This movie did not get the same high profile and widespread coverage in early 2007 as Lions for Lambs did in late 2007, but this story accomplishes what the latter couldn't and succeeds in a cinematic and narrative way where the other didn't.
While this film is about the war in Iraq, whereas the Tom Cruise vehicle was about the war in Afghanistan, it doesn't matter. Both films at their core are about the thoughts and opinions of people in our country with regard to both those wars.
Lions for Lambs focuses solely on the intellectual debate by people detached from the wars, a reporter talking to a politician and a college professor talking to a student. This new film doesn't make that mistake. It centers on the aftermath of four soldiers who aren't detached but who have been there and seen the bullets and the blood.
Partially inspired by the Battle of Najaf, fought in August of 2004, the film opens with a highly involving gunfight between Marines on the streets of Iraq and some insurgents. The wreckage of which follows four of those Marines back to their homes in Spokane, Wash.
Samuel L. Jackson stars as Will Marsh, a medical doctor serving on the front lines who returns to work at a private practice and as a consultant for the military. He has a nice home, a gorgeous wife, played by Victoria Rowell (The Young and the Restless), and kids, but Marsh harbors issues from what he saw and experienced, and while he along with the other soldiers resist feeling weak and vulnerable, Marsh suffers from Post-Traumatic Stress Disorder, which manifests itself in a type of alcoholism and insomnia.
Jessica Biel (7th Heaven) plays Vanessa Price, a teacher who becomes a single mother by choice after becoming injured in Iraq and not wanting any one of her family and friends to help her. Price loses her arm in a car bombing but she refuses help. She wants to be independent. She wants to dress, work, shop, and even raise her son all by herself, as if that will prove something.
Brian Presley (Port Charles) plays Tommy Yates, a young guy who ironically bears a close resemblance in look and sound to Tom Cruise. Yates witnesses his best friend die in the gunfight. However, when he returns, he has to put that aside, as he becomes burdened with helping other soldiers with their injuries, transforming into as much a listener than anything else. At the same time, Yates is a lonely guy, who can't be listened to, relate, or fit.
Yates feels alienated, as do Price and Marsh. The experiences over there were so unique to all of them that it becomes difficult for them to re-adjust to civilian life or in effect to come down from the state of mind to which they were conditioned in that war zone. The film emphasizes the emotional effects and psychological problems that returning soldiers face. It echoes the Oscar-winning film The Best Years of Our Lives (1946).
I thought this before listening to the DVD's audio commentaries where the screenwriter Marc Friedman admitted to being inspired and referencing that William Wyler feature. Producer and director Irwin Winkler (Life as a House and De-Lovely) also draws comparisons to Coming Home (1978) and Born on the Fourth of July (1989).

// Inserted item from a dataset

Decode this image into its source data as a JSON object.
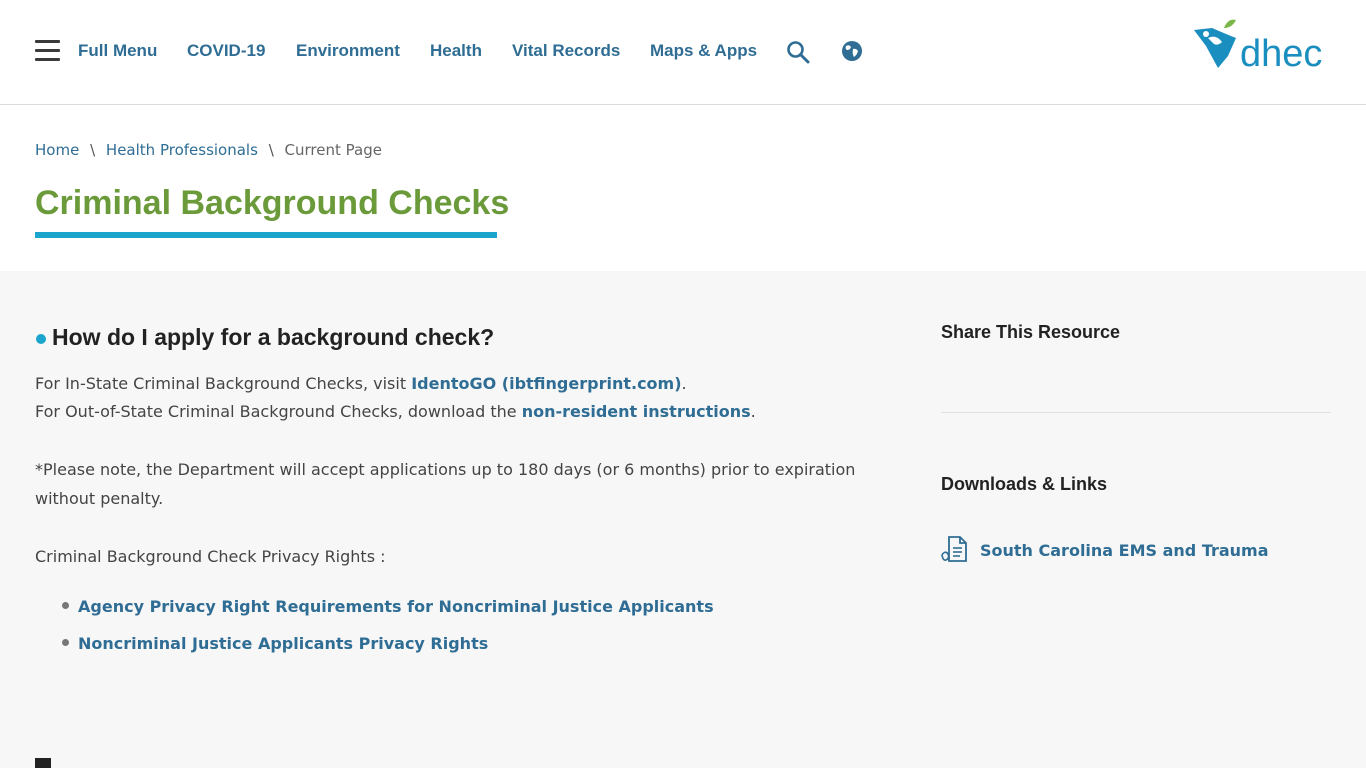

This film, though well-acted and paced, is at times a bit too melodramatic and weepy. However, there are elements of this piece that reminded me of Crash (2005), in that the melodrama and interweaving storyline-structure become quite cathartic. The devastation that these soldiers have gone through, despite the machismo that even women soldiers feel, needs to be cried out, and you eventually come to understand that.
Granted this movie isn't as good as William Wyler's masterpiece, or even Oliver Stone's study of the Vietnam aftermath, nevertheless, it proves to be an accurate portrait that really resonates honestly in the whole, thanks to good acting performances, specifically from Samuel L. Jackson.
In fact, Jackson shines in several scenes, especially in those where his character Will Marsh has confrontations with his son Billy, played by Sam Jones III (Smallville). Billy is a very angry, rebellious kid who is staunchly against the Iraq war and who staunchly hates the President, whereas Marsh is absolutely patriotic and absolutely in support of the war. Their intense, interpersonal battles are what Lions for Lambs strived for, but never achieved because it was too intellectual.
The writer and producer, despite having many objections from the U.S. military, do support all of their scenes and all their characters with real people and real stories, pulled from newspapers and magazines. A lot of which don't necessarily paint a flattering picture of the war, but don't be confused. This is not a film condemning the current war in Iraq, nor is it a political film that leans either way.
The film merely is about men and women dealing with the ramifications of it. It's a very touching drama that humanizes the soldiers fighting and coming home from it that may depress those who watch but hopefully, and more importantly, build understanding for those men and women who serve us.
Four Stars out of Five.
Rated R for bloody violence and language.
Running Time: 1 hr. and 46 mins.